Everything you need to know to run a law department you could have learned before kindergarten just from conceptual analogization from the Brothers Grimm:

Chicken Little – risk aversion among litigators as the sky falls just before trial (See my posts of April 12, 2006 and Oct. 18, 2005 generally on lawyer risk aversion; and Dec. 17, 2006 on Type I and II errors.).
Cinderella – dance with regional counsel before they (and their costs) turn into big firms (See my post of Jan. 16, 2006 with some billing rate comparisons.).
Emperor’s New Clothes – outside-counsel management has little on for individual lawyers (See my posts of June 30, 2007 and Oct. 26, 2007 n the reluctance of line lawyers to cut costs of the firms they use.).
Hansel & Gretel – law firms fattening up (See my post of March 9, 2007 about the predicted demise of high-earning traditionalist law firms.).
Little Red Riding Hood – law firms and the wolf of partnering (See my post of May 1, 2005 about the dark side of “partnering.”).
Rapunzel – open disclosure and letting your hair down with firms (See my post of Dec. 3, 2005 about conferences with select firms.).
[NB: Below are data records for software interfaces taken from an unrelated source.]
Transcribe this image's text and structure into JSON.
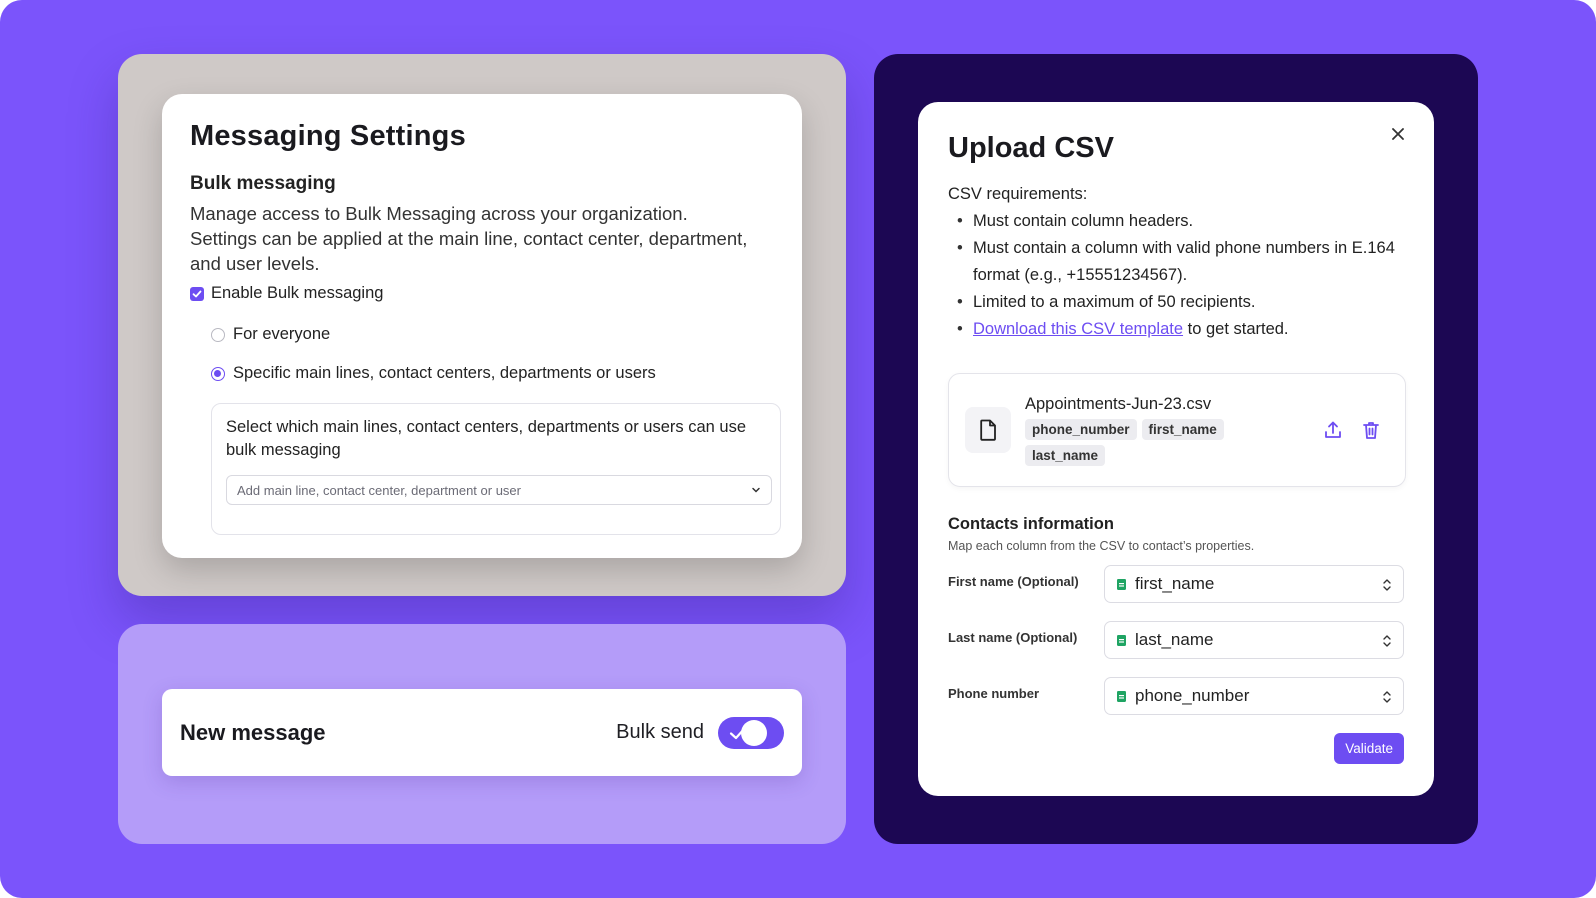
{
  "settings": {
    "title": "Messaging Settings",
    "section_title": "Bulk messaging",
    "description": "Manage access to Bulk Messaging across your organization. Settings can be applied at the main line, contact center, department, and user levels.",
    "enable_label": "Enable Bulk messaging",
    "enable_checked": true,
    "radio_everyone": "For everyone",
    "radio_specific": "Specific main lines, contact centers, departments or users",
    "selected_radio": "specific",
    "select_prompt": "Select which main lines, contact centers, departments or users can use bulk messaging",
    "select_placeholder": "Add main line, contact center, department or user"
  },
  "new_message": {
    "title": "New message",
    "bulk_send_label": "Bulk send",
    "bulk_send_on": true
  },
  "upload": {
    "title": "Upload CSV",
    "requirements_title": "CSV requirements:",
    "requirements": [
      "Must contain column headers.",
      "Must contain a column with valid phone numbers in E.164 format (e.g., +15551234567).",
      "Limited to a maximum of 50 recipients."
    ],
    "download_link": "Download this CSV template",
    "download_suffix": " to get started.",
    "file": {
      "name": "Appointments-Jun-23.csv",
      "columns": [
        "phone_number",
        "first_name",
        "last_name"
      ]
    },
    "contacts_title": "Contacts information",
    "contacts_subtitle": "Map each column from the CSV to contact’s properties.",
    "mappings": [
      {
        "label": "First name (Optional)",
        "value": "first_name"
      },
      {
        "label": "Last name (Optional)",
        "value": "last_name"
      },
      {
        "label": "Phone number",
        "value": "phone_number"
      }
    ],
    "validate_label": "Validate"
  },
  "colors": {
    "background": "#7b54fb",
    "accent": "#6d4df2",
    "dark_panel": "#1c0753",
    "grey_panel": "#cfc9c7",
    "lilac_panel": "#b49cf9",
    "sheet_green": "#1fa463"
  }
}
Rumpelstiltskin – law firms weave the straw of callow associates into gold (See my post of Nov. 8, 2005 about minimum experience requirements for associations; but see my post of Nov. 19, 2007 for an opposing argument.).
Sleeping Beauty – failing to deal with a problem, the spindle (See my post of Jan. 24, 2006 on preventive law training.).
Snow White – beware the poisonous apple of hourly billing (See my post of Oct. 24, 2007 on alternatives to hourly billing.).
The Princess and the Pea – small irritations in bills keep general counsel awake (See my post of Sept. 13, 2005 about prohibitions on charges for online legal research.).
Three Little Pigs – build a solid e-discovery process and team (See my posts of Oct.1, 2005 for background about Kibbe and Pfizer; and Feb. 1, 2006 about Verizon and Altria )